Those readers who have been following the metal scene for a few years are quite probably acquainted with French heavy/power act Nightmare; those who have been with us a bit longer are almost certainly aware that said band’s stretch from 2001 to 2005 saw a dead excellent trio of albums from a creative, traditionally-influenced powerhouse performing at the height of its skill; and those fossilized relics who were following the European underground in the mid-80’s may even recall the band’s pair of comparably prehistoric records from those early days. Today’s review, that of Öblivïon’s Resilience, will everywhere be compared to Nightmare’s “classic” era of the 00’s decade due to the involvement of Jo and David Amore and Steff Rabilloud. The former pair – brothers – were core members of that band, and Rabilloud had a brief stint as keyboardist (though he performs guitar with Öblivïon). The project is rounded out by a duo of experienced French metal musicians: bass virtuoso Markus Fortunato (Fortunato, M.Z.) and guitar player Florian Lagoutte (Forsaken World).
The immediate concern on every Nightmare fans’ mind is, of course, “how does this compare with albums like Cosmovision and The Dominion Gate?” Well, let’s address this directly and fairly: Öblivïon is very honest about being more hard-rock and traditionally heavy metal-inspired than the Amore boys’ involvement in the erstwhile heavy/power icon. However, there’s a lot of familiar sounds happening on Resilience, and they’re not all courtesy of Jo’s glorious signature roar. The listener is scalded early with fast tracks like “Honor and Glory” and “Bells from Babylon,” both of which burn with a familiar energy and hints at a darker tonality. However, cheerful, upbeat tunes like “In the Arms of a Queen” and “The Race is On” sound almost alien coming from Amore’s throat – though not without a very special vibrancy all their own.
Jo Amore has always fallen into the small and unique vocal camp inhabited by the likes of Nils Patrik Johansson and our beloved Jørn Lande: a powerful voice with ample gravel to it, controlled with precision and able to delve into a gentle croon when necessary. Though Amore’s croon is certainly not a match for Lande’s, he has just as much energy at full throttle. Resilience sees him able to deliver some of his most striking melody lines to date (that part of the press release is true, actually), and Öblivïon is certainly more a chorus-focused effort than Nightmare was. The instrumental work does not suffer in the slightest, however, and while there’s nothing I’d declare “progressive,” the routine tempo shifts, adept bass work, frequent sequential guitar runs, and occasionally staggered rhythms make for enough technicality as to be appreciated as a true merit of the work.

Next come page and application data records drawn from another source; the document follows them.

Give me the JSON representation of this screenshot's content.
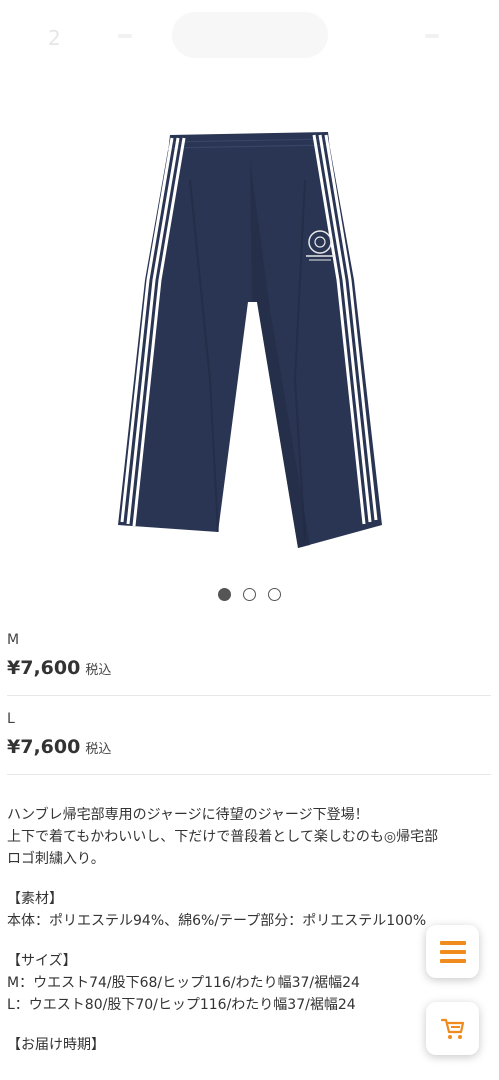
{
  "top_bar": {
    "page_indicator": "2"
  },
  "product": {
    "image": {
      "description_icon": "navy-track-pants-image",
      "colors": {
        "pants": "#2a3553",
        "stripe": "#ffffff"
      }
    },
    "carousel": {
      "count": 3,
      "active_index": 0
    },
    "variants": [
      {
        "name": "M",
        "price": "¥7,600",
        "tax_label": "税込"
      },
      {
        "name": "L",
        "price": "¥7,600",
        "tax_label": "税込"
      }
    ],
    "description": {
      "intro": [
        "ハンブレ帰宅部専用のジャージに待望のジャージ下登場！",
        "上下で着てもかわいいし、下だけで普段着として楽しむのも◎帰宅部",
        "ロゴ刺繍入り。"
      ],
      "material_heading": "【素材】",
      "material_text": "本体：ポリエステル94%、綿6%/テープ部分：ポリエステル100%",
      "size_heading": "【サイズ】",
      "size_m": "M：ウエスト74/股下68/ヒップ116/わたり幅37/裾幅24",
      "size_l": "L：ウエスト80/股下70/ヒップ116/わたり幅37/裾幅24",
      "delivery_heading": "【お届け時期】"
    }
  },
  "floating_buttons": {
    "menu_icon": "hamburger-menu-icon",
    "cart_icon": "shopping-cart-icon",
    "accent_color": "#f08c1e"
  }
}
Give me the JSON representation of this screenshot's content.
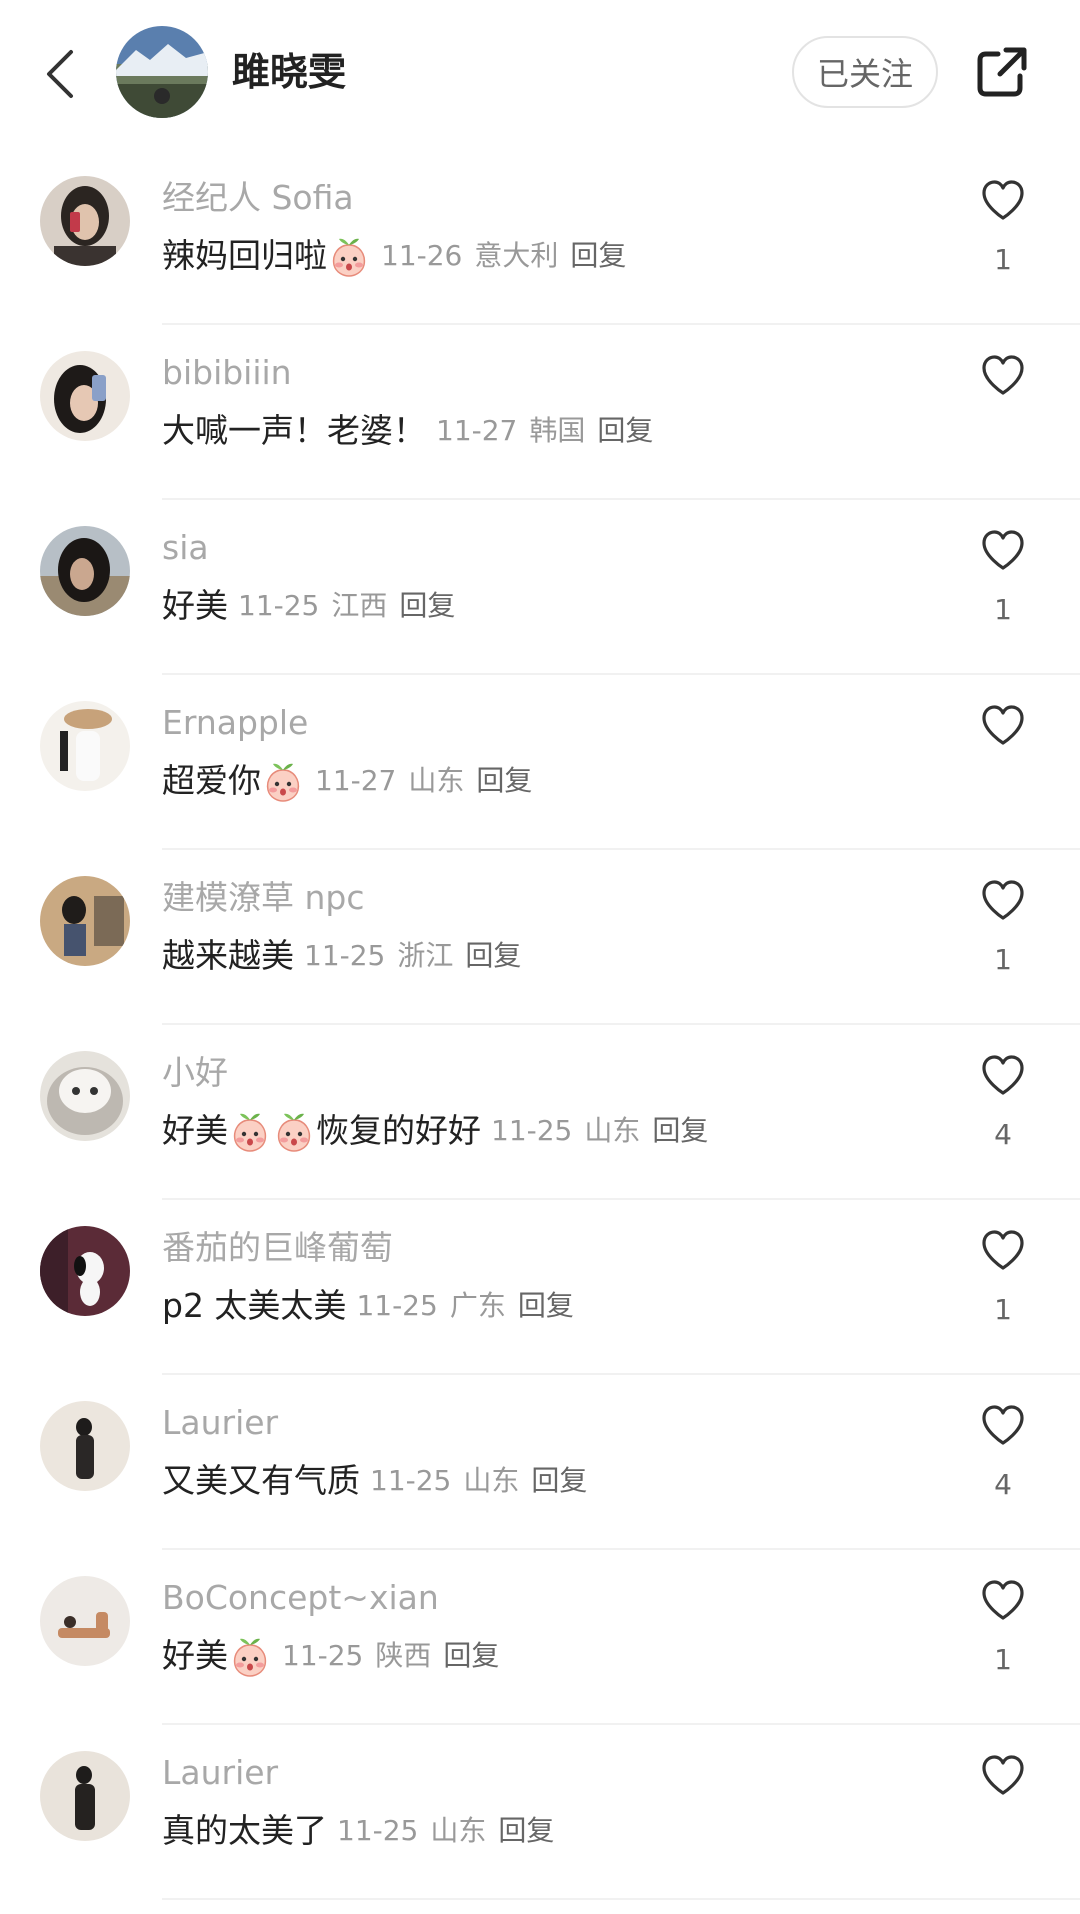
{
  "header": {
    "name": "雎晓雯",
    "follow_label": "已关注"
  },
  "colors": {
    "username": "#a8a8a8",
    "meta": "#999999",
    "text": "#222222",
    "border": "#e3e3e3"
  },
  "comments": [
    {
      "user": "经纪人 Sofia",
      "text": "辣妈回归啦",
      "emoji_after": 1,
      "date": "11-26",
      "location": "意大利",
      "reply": "回复",
      "likes": "1"
    },
    {
      "user": "bibibiiin",
      "text": "大喊一声！老婆！",
      "emoji_after": 0,
      "date": "11-27",
      "location": "韩国",
      "reply": "回复",
      "likes": ""
    },
    {
      "user": " sia",
      "text": "好美",
      "emoji_after": 0,
      "date": "11-25",
      "location": "江西",
      "reply": "回复",
      "likes": "1"
    },
    {
      "user": "Ernapple",
      "text": "超爱你",
      "emoji_after": 1,
      "date": "11-27",
      "location": "山东",
      "reply": "回复",
      "likes": ""
    },
    {
      "user": "建模潦草 npc",
      "text": "越来越美",
      "emoji_after": 0,
      "date": "11-25",
      "location": "浙江",
      "reply": "回复",
      "likes": "1"
    },
    {
      "user": "小好",
      "text": "好美",
      "text2": "恢复的好好",
      "emoji_after": 2,
      "date": "11-25",
      "location": "山东",
      "reply": "回复",
      "likes": "4"
    },
    {
      "user": "番茄的巨峰葡萄",
      "text": "p2 太美太美",
      "emoji_after": 0,
      "date": "11-25",
      "location": "广东",
      "reply": "回复",
      "likes": "1"
    },
    {
      "user": "Laurier",
      "text": "又美又有气质",
      "emoji_after": 0,
      "date": "11-25",
      "location": "山东",
      "reply": "回复",
      "likes": "4"
    },
    {
      "user": "BoConcept~xian",
      "text": "好美",
      "emoji_after": 1,
      "date": "11-25",
      "location": "陕西",
      "reply": "回复",
      "likes": "1"
    },
    {
      "user": "Laurier",
      "text": "真的太美了",
      "emoji_after": 0,
      "date": "11-25",
      "location": "山东",
      "reply": "回复",
      "likes": ""
    }
  ],
  "icons": {
    "back": "chevron-left-icon",
    "share": "share-icon",
    "like": "heart-outline-icon",
    "emoji": "blushing-peach-emoji-icon"
  }
}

As Resilience marches through to its conclusion, a trend appears. While the first four songs are readily identifiable as power metal, the segueing power ballad “I Thought I was a King” gives way to songs of a slightly different character. “Evil Spell,” while vigorous and moderately fast, turns up the neoclassicism and shifts focus toward the instrumentation, resulting in a delightfully Iron Mask-like track. “Punished by the Crowd” adopts a more simplistic, martial approach, while “Dreamers Believers” finishes the journey off with further deviation from a couple more interjecting power metal tunes. This makes for what, at a casual glance, might seem a top-heavy album. In reality, the deeper cuts on Resilience offer a variety and freshness that’s welcome after the initial sonic assault.
I’d be hard-pressed to pick a truly weak link on this album, and so I’ll stick with “I Thought I was a King” for the mere fact that I always enjoy making sport of slower, less inspired tracks. There are one or two others that are less memorable, but the vast majority of the material here ranges from good to great, and Resilience proves ultimately to be a sterling return to form for the ex-Nightmare boys and company, as well as a distinguished album in its own right. I would compare the style of Öblivïon most closely to middle-era Tad Morose, the power metal side of Iron Mask, Impellitteri, and maybe some At Vance, and recommend it to the same audiences. This one’s a welcome addition to the fold in 2018 that should appeal to a pretty wide selection of the heavy/power crowd.